The automobile industry has been a leader in technological innovation. Features that are now the norm, like rearview cameras and automatic emergency braking, were nonexistent just a few years ago. More and more functions, typically the responsibility of the driver, are now being automated. While not yet in use by the public at large, we even have completely self-driving vehicles. The goal with self-driving, or autonomous vehicles, is to make daily transportation safer for everyone. There is still much progress to be made and accidents with self-driving cars can, and have, occurred.
Have you been in an accident caused by or otherwise been injured by a driverless, or self-driving, car? For self-driving car accident cases, you need an experienced attorney who has the skills necessary to get to the bottom of a complicated case. Choose a lawy firm like the Hayden Law Firm, who is familiar with previous settlements that have been decided for these types of cases. To get started, contact us or call (314) 480-3100 right away.
Self-Driving Car Accidents

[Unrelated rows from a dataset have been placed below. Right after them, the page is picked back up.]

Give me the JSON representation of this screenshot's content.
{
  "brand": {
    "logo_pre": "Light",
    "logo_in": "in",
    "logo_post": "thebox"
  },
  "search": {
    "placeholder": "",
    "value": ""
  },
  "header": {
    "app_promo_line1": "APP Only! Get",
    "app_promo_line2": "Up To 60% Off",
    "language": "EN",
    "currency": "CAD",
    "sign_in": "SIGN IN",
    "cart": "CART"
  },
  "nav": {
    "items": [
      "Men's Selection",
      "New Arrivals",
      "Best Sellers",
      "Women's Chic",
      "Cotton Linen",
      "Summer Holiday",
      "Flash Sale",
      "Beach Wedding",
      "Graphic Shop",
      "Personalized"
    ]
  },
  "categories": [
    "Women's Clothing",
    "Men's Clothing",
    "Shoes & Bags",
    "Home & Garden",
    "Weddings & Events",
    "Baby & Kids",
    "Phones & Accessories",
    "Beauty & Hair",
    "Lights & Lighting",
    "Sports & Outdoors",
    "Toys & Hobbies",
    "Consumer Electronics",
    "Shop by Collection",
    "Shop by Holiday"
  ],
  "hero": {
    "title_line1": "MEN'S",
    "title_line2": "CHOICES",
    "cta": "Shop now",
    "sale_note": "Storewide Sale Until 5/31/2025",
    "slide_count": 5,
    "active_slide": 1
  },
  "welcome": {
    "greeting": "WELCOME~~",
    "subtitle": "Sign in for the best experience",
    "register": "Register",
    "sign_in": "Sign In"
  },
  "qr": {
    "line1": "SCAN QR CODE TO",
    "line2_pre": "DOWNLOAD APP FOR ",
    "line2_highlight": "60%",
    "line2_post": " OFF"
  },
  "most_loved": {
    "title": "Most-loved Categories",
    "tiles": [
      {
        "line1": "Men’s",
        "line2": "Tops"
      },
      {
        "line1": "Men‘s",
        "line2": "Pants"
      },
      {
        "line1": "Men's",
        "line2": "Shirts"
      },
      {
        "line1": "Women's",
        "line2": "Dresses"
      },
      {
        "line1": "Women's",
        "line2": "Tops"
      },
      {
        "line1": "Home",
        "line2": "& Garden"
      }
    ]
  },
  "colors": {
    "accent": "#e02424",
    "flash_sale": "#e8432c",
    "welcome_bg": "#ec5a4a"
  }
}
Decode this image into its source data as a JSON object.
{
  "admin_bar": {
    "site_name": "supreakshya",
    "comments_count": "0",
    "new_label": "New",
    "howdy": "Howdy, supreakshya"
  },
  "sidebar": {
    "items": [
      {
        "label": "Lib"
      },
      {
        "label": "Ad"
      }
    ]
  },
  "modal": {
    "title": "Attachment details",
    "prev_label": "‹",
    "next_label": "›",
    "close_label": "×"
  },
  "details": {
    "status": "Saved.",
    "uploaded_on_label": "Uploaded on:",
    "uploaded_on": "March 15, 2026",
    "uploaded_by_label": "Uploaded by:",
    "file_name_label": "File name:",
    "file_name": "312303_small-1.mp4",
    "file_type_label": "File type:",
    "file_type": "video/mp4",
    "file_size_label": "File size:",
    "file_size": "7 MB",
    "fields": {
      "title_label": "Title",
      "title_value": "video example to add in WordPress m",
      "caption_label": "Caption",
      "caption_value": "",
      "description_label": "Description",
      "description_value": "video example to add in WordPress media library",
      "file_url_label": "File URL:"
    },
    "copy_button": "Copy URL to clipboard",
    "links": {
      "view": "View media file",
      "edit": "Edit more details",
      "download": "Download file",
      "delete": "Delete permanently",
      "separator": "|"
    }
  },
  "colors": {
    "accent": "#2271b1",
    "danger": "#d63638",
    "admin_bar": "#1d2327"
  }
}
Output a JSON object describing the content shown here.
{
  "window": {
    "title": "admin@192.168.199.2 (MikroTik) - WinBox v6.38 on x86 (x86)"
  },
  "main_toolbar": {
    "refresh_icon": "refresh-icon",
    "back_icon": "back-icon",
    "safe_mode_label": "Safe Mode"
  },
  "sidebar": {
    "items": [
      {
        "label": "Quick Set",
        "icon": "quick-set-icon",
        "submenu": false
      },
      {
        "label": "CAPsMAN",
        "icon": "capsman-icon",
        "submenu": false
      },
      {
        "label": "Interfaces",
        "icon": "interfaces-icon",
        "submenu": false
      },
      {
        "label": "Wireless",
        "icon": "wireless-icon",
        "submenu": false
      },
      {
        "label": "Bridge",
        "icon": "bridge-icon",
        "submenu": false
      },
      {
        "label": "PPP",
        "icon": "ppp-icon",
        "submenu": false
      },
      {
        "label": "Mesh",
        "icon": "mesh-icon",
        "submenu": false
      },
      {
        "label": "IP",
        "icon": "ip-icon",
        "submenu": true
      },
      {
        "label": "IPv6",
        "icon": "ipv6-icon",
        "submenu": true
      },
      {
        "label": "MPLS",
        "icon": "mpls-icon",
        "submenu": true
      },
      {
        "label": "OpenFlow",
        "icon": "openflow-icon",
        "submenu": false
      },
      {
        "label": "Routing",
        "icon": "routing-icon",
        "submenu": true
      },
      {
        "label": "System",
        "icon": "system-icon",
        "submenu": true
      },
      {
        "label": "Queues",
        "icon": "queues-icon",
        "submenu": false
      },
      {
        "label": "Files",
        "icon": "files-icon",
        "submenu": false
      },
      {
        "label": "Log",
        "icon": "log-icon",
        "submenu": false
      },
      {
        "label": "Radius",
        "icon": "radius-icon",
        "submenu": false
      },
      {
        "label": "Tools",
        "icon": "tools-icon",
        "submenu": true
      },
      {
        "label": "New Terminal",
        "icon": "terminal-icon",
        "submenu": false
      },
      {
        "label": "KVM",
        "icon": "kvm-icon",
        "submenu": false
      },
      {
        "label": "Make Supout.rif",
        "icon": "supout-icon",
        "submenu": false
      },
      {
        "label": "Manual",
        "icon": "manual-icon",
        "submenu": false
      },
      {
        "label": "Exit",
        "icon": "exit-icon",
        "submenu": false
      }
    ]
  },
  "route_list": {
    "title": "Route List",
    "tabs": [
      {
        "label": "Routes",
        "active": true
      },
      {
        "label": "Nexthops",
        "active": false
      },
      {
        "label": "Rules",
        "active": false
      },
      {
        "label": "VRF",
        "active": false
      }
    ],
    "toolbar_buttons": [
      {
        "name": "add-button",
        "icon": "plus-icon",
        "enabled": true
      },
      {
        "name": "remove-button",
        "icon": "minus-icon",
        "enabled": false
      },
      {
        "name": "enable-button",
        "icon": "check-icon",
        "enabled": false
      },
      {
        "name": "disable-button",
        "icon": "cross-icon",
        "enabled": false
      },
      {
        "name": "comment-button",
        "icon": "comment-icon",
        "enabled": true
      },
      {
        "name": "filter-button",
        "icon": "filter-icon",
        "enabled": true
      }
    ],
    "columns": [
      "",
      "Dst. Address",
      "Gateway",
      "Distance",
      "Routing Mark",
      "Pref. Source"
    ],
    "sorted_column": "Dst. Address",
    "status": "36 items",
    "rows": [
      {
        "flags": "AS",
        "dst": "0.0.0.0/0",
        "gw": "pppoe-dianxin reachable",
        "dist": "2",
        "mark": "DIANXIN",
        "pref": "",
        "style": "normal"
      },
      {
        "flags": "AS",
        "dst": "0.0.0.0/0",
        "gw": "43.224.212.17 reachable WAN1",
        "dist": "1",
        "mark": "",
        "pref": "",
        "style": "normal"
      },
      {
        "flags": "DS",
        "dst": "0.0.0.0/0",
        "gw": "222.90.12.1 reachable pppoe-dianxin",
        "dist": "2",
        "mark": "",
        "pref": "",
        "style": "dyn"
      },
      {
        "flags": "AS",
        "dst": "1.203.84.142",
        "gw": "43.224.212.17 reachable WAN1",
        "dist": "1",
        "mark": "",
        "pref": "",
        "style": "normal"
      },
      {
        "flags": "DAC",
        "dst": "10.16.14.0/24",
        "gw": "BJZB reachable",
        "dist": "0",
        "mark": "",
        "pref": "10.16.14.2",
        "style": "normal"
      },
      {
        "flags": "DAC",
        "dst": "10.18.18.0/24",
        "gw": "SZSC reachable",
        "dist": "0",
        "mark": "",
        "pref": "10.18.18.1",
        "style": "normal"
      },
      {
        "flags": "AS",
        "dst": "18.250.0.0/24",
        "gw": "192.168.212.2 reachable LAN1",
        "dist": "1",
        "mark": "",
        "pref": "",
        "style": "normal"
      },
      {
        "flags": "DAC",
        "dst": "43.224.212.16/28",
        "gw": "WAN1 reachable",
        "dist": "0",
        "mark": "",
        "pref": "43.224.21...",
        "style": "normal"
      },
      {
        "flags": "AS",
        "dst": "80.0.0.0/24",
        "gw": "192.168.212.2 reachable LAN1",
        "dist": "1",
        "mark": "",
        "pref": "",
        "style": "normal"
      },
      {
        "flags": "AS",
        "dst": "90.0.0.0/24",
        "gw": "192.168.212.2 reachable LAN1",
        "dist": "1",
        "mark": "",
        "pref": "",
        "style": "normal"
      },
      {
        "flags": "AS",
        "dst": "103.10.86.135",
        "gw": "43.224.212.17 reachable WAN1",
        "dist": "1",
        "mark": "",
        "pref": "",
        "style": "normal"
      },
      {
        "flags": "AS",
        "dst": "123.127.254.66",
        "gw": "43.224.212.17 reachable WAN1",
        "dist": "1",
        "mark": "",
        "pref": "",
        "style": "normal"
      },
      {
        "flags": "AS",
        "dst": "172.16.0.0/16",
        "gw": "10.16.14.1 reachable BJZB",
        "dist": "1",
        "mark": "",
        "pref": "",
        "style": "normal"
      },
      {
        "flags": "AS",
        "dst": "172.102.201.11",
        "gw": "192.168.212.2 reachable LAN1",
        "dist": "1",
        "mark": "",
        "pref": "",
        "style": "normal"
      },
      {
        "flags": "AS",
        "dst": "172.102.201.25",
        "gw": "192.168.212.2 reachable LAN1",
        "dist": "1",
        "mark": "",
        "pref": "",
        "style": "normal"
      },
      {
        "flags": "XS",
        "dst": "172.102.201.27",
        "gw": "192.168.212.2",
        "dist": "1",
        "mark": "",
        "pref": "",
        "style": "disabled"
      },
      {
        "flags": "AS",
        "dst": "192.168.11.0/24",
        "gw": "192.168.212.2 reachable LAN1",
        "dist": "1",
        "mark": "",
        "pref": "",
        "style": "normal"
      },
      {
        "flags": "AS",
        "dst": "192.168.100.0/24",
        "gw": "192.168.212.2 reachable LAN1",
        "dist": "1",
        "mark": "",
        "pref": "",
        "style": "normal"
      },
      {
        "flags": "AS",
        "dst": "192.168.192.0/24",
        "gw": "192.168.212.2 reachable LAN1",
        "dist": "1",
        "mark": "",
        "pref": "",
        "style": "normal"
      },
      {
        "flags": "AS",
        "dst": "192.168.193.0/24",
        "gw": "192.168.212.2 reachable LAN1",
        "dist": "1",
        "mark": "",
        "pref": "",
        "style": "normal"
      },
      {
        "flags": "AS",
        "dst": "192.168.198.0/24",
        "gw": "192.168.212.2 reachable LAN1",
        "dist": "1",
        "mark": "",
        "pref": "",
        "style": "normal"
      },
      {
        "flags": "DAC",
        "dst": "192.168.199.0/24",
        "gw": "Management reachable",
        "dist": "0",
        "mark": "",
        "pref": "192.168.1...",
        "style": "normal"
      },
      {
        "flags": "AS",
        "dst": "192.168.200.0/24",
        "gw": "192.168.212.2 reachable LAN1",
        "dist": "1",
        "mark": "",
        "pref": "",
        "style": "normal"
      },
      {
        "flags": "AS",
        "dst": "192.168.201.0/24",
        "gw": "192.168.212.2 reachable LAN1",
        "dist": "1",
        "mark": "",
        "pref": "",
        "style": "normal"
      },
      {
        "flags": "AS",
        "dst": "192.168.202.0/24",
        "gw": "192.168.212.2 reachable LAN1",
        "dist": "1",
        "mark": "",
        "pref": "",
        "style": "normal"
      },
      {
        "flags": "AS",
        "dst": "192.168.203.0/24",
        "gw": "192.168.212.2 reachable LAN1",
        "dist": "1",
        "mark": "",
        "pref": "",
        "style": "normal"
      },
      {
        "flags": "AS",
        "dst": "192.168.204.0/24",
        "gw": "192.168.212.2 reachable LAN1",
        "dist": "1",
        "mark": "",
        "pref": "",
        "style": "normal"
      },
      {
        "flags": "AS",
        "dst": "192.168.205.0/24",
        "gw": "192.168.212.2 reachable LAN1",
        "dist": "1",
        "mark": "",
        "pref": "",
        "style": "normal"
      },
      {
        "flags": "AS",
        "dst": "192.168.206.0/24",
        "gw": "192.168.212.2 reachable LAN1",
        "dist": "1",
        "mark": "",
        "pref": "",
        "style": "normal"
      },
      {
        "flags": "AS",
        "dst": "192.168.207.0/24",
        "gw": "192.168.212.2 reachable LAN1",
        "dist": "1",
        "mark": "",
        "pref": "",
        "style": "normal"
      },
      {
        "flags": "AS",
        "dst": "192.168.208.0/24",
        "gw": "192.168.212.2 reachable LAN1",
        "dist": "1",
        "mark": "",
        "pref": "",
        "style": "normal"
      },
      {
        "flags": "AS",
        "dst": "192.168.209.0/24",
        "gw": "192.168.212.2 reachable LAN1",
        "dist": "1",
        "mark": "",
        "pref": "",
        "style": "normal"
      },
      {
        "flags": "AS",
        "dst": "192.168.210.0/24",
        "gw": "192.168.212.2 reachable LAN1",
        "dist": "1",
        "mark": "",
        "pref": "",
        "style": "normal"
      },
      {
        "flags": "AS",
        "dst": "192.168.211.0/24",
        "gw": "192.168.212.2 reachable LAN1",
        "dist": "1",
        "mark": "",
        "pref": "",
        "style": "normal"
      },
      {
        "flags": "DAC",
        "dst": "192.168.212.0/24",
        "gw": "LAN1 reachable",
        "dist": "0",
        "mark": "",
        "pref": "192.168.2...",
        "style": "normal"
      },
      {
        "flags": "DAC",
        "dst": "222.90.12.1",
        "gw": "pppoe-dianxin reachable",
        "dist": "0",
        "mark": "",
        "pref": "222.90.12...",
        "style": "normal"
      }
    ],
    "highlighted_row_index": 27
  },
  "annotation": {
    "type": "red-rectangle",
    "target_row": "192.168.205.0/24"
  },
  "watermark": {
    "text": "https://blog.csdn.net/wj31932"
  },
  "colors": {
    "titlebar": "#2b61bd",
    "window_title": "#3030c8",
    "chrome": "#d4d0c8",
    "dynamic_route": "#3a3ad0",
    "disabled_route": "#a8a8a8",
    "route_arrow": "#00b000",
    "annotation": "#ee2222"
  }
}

Each car accident is unique, and there are many different ways an accident can occur. In most car accident cases, there is an undeniable element of human error. External factors – weather conditions, road maintenance, medical emergencies, distractions – play into an accident as well. However, whether the driver willfully misoperates the vehicle, such as speeding, or makes an honest mistake, like running a stop sign that is obstructed by overgrown trees, the operator is, at least in part, to blame for the accident.
A lot less is known about self-driving cars and the accidents in which they are involved. Issues on who (or what) is controlling the vehicle, and how reliable the automated features are, make self-driving accidents messy. In addition to injury and accident claims, you may be eligible to file a product liability claim if you purchased or used an automated vehicle that malfunctioned or endangered you or a family member.
Self-Driving Car Laws
Self-driving cars present some very unique complexities in the world of personal injury and accident claims. Where self-driving cars are concerned, legislation and liability both become complicated. It is a new, still progressing technology that the mainstream has yet to adopt in full force. Our laws governing self-driving vehicles, therefore, are not well-developed. We lack comprehensive, universally enforced safety laws and regulations for the manufacturing and use of autonomous vehicles.
Missouri does not yet have any laws in effect for autonomous vehicles. However, about half of the states in this country have some form of legislation for these vehicles, and the federal government has taken some action. The US Department of Transportation published The Federal Automated Vehicles Policy in 2016.
Liability in Self-Driving Car Accidents
Manufacturers hope that their self-driving vehicles can one day make the roads safer for everyone. If a self-driving car is in an accident, though, whose fault is it? In the court of law, precedence set by previous cases on the same issue largely informs a judge’s decision. There have already been cases on self-driving car accidents (all settled outside of court, so far), but liability in these cases is more difficult to determine than in traditional, human-operated vehicle accidents. Whose fault is it: the company that made the vehicle, the company responsible for the software that makes the car “self-driving,” the vehicle owner, or the human “driver” in the vehicle?
As in any other vehicular accidents, many parties are involved and, therefore, many potentially at-fault entities. Things get especially convoluted when the vehicle is commercially owned. This is the case for many of the self-driving cars that are currently on the roads. Google and Uber are two corporations that have begun to test and use autonomous vehicles.
There is also the matter of autonomy these cars have. The human driver can still elect to operate Tesla’s Model S, but Google and others focus on cars that function completely independently without human control. At this point, the self-driving cars on the roads are not fully autonomous. As such, at this time, the human drivers of these self-driving cars are still largely responsible for making sure the car behaves safely, and are therefore liable when the car causes an accident.
Self-Driving Car Accident Lawyers | The Hayden Law Firm
Trust Attorney Amanda Hayden to represent you and defend your rights as the victim of a self-driving car accident. Anyone who is injured due to another party’s actions deserves a lawyer who believes in them and knows how to secure a settlement they feel is fair. Amanda Hayden and the Hayden Law Firm see each of their clients as individuals who need and deserve adequate reparations for their injuries. To find out if we are a good fit for your case, contact us or call (314) 480-3100 right away.